In spite of a down 170-point decline in the Dow, the Fund made money today.  Many of our holdings actually went up as the Russell 2000, small cap closed higher. This had been one of the worst performing sectors and today’s respite might have marked a bottom there. Other sectors did not fare so well. Banks acted horribly today, joining the litany of major groups breaking down.  A true bear market doesn’t leave any group unscathed and banks have been doing well in this decline until today.  JP Morgan went down 4.24%, Wells Fargo, -2.01%, Bank America, -4.60%, and Citigroup reversed its gain yesterday with a 3.48% loss.

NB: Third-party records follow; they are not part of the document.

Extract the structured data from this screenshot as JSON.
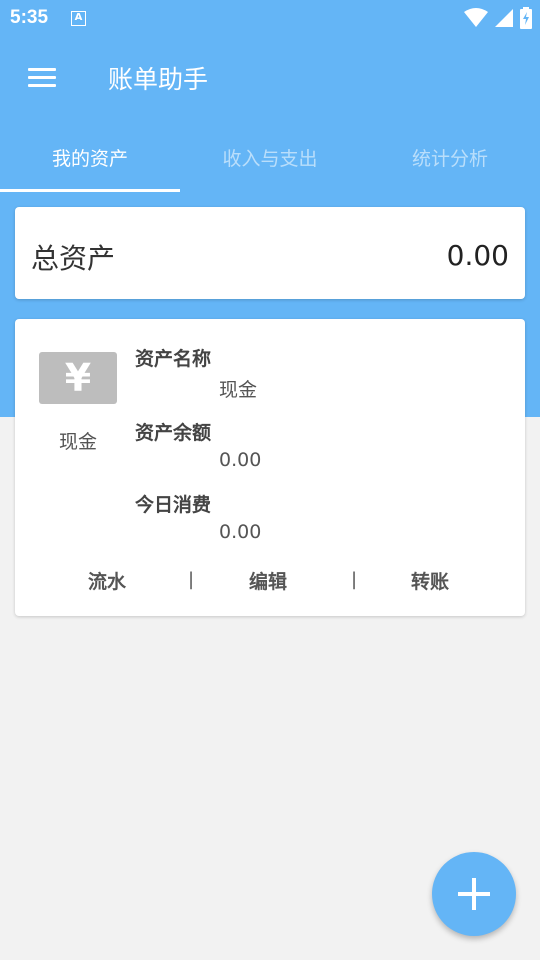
{
  "statusbar": {
    "time": "5:35",
    "notification_icon": "A"
  },
  "icons": [
    "menu-icon",
    "wifi-icon",
    "signal-icon",
    "battery-icon",
    "yen-icon",
    "add-icon"
  ],
  "colors": {
    "primary": "#64B5F6",
    "background": "#F2F2F2",
    "card": "#FFFFFF",
    "icon_bg": "#BDBDBD"
  },
  "app": {
    "title": "账单助手"
  },
  "tabs": [
    {
      "label": "我的资产",
      "active": true
    },
    {
      "label": "收入与支出",
      "active": false
    },
    {
      "label": "统计分析",
      "active": false
    }
  ],
  "summary": {
    "label": "总资产",
    "value": "0.00"
  },
  "asset": {
    "icon_glyph": "¥",
    "type_label": "现金",
    "name_label": "资产名称",
    "name_value": "现金",
    "balance_label": "资产余额",
    "balance_value": "0.00",
    "today_label": "今日消费",
    "today_value": "0.00",
    "actions": {
      "flow": "流水",
      "edit": "编辑",
      "transfer": "转账",
      "separator": "|"
    }
  }
}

PNC Financial Services beat their quarterly numbers handsomely but sank 4.40%. When I woke up at 4AM PNC was trading handsomely in Europe, up two or three points and then the second Ebola case news broke.  We had a large position going into earnings expecting that the PNC director that bought $2 million worth in August knew something that the market didn’t.  Perhaps he did but as much as insiders have an advantage about the economics of their companies, they have no better understanding of the macro investment climate than you are I. We dumped the stock as much as we could in the premarket and then went short it and other banks for a day trade.

The sad economics of banking is that interest margins are shrinking and pressuring earnings. At one point today the long bond (30 yr. treasury futures were up over five full points.  I’ve never seen this before and I heard one old timer on CNBC say he didn’t even see this kind of move in the market crash of 1987. That looked like capitulation in the bond market to me and I will be surprised if that doesn’t mark the low in the interest rate cycle.

Which brings up my final point.  Interest rates are at all time lows and in the real scheme of things; interest rates are the single most important determinant measure of stock market values.  Low rates are good for stocks, look at the last five years for starters.  This month’s technical breakdown and apparent global slowdown will serve to keep rates lower for a lot longer than people might have forecast just a few weeks ago. That’s very encouraging for stock market investors.

Is there more downside risk?  I don’t know the answer to that but it will be interesting to see what the corporate insiders think. If they step up and buy this dip, I’d say we are closer to  a bottom.  They haven’t yet pulled out their checkbooks, but I suspect that once this earnings season blackout is over you will see a surge in buying.  If not, then I do suspect there is more downside risk.